WHAT IS REQUIRED
Search the material for the word "screenshot" and copy each line that holds it.

### SOURCE MATERIAL

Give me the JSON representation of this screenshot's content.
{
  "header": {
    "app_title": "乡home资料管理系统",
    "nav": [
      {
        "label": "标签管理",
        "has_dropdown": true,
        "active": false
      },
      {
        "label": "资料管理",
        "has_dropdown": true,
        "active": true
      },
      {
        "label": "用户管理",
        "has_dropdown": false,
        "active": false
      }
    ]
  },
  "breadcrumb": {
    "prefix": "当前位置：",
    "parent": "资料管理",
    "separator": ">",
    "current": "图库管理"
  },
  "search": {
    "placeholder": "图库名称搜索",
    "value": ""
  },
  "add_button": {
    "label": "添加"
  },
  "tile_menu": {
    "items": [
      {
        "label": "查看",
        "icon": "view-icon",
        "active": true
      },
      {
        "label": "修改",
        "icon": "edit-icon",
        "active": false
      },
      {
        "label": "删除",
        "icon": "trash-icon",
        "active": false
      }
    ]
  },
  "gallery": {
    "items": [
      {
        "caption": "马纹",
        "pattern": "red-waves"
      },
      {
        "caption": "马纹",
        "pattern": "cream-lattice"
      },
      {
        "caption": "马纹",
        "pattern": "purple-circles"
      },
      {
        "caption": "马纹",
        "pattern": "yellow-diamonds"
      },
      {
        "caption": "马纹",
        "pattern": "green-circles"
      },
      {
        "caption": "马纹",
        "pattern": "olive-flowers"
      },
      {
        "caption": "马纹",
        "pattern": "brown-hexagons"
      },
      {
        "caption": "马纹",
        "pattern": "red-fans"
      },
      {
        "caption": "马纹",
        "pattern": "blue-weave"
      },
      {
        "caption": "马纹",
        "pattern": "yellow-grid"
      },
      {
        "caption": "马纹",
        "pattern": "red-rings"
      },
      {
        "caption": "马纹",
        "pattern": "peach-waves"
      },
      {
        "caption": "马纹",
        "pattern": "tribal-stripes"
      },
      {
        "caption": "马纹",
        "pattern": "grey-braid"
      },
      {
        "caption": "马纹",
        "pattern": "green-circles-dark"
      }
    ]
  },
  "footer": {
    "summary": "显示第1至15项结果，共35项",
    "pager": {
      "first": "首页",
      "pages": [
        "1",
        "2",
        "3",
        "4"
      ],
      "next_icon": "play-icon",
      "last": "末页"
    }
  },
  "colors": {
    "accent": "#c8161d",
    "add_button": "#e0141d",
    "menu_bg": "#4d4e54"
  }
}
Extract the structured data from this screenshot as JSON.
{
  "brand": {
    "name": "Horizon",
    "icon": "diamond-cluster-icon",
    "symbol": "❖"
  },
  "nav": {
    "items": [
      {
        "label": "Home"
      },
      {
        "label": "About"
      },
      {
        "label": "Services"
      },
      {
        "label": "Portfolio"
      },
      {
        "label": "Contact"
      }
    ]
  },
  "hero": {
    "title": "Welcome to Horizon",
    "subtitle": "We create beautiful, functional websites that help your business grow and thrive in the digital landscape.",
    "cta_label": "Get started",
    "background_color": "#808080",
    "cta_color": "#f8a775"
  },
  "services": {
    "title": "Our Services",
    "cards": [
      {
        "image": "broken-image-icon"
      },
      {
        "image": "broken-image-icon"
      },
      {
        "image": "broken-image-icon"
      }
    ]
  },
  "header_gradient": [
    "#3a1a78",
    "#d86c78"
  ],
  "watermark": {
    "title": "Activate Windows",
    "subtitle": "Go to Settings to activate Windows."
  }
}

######
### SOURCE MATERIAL

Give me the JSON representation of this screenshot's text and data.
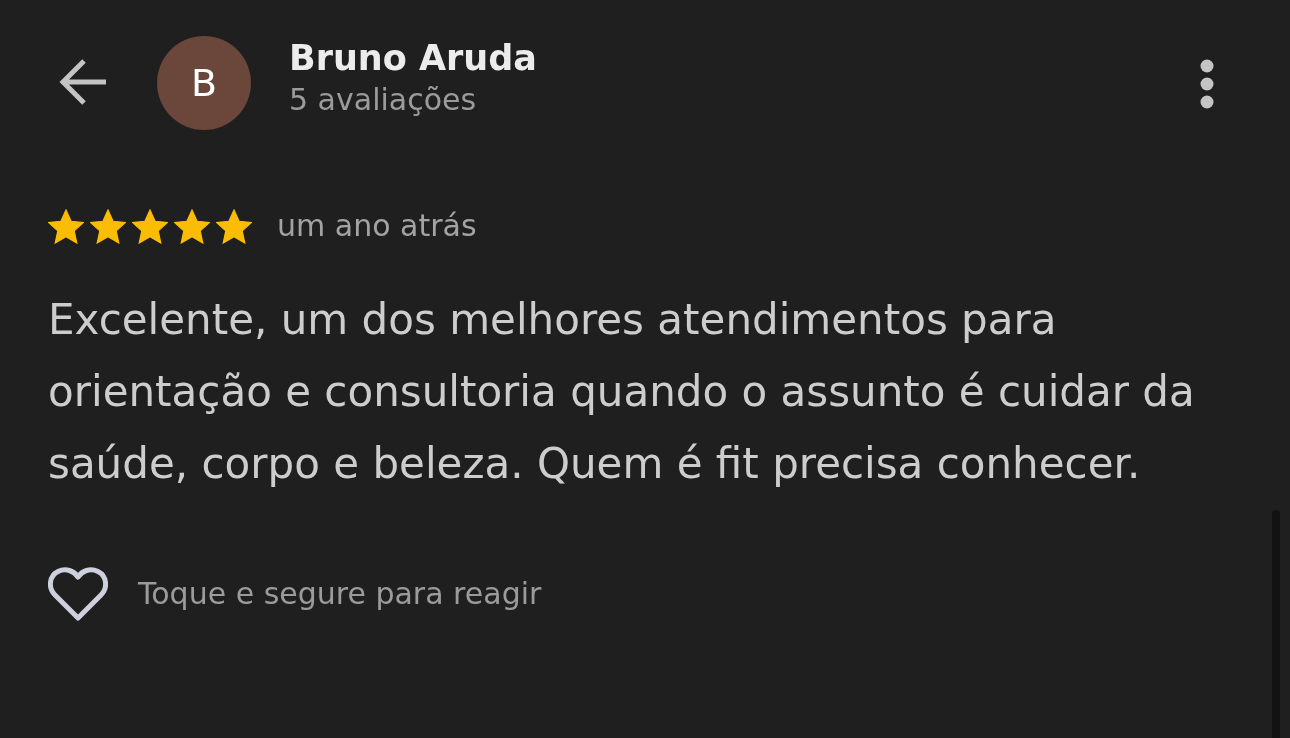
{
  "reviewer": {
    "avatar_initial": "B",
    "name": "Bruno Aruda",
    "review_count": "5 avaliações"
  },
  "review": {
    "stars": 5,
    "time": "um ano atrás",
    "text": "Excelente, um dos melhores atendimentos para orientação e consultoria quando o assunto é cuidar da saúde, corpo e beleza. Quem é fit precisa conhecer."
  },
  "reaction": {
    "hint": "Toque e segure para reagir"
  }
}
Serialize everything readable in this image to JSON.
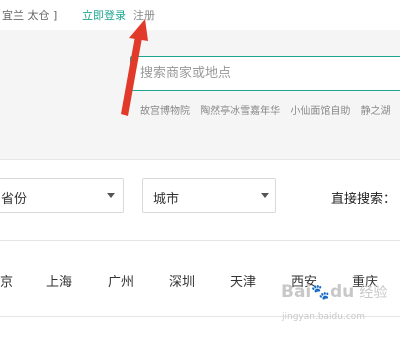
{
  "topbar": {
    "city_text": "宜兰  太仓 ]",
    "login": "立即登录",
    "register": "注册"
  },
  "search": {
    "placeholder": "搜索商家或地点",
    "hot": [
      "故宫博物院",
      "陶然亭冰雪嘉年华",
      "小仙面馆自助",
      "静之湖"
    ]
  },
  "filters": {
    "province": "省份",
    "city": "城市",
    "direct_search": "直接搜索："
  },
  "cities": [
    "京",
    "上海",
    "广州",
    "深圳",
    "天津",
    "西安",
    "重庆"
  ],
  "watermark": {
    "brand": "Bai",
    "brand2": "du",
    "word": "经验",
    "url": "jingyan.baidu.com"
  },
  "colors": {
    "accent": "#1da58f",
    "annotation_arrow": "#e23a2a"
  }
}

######

RESPONSE BOX
Give me the JSON representation of this screenshot's content.
Extract the structured data from this screenshot as JSON.
Give me the JSON representation of this screenshot's text and data.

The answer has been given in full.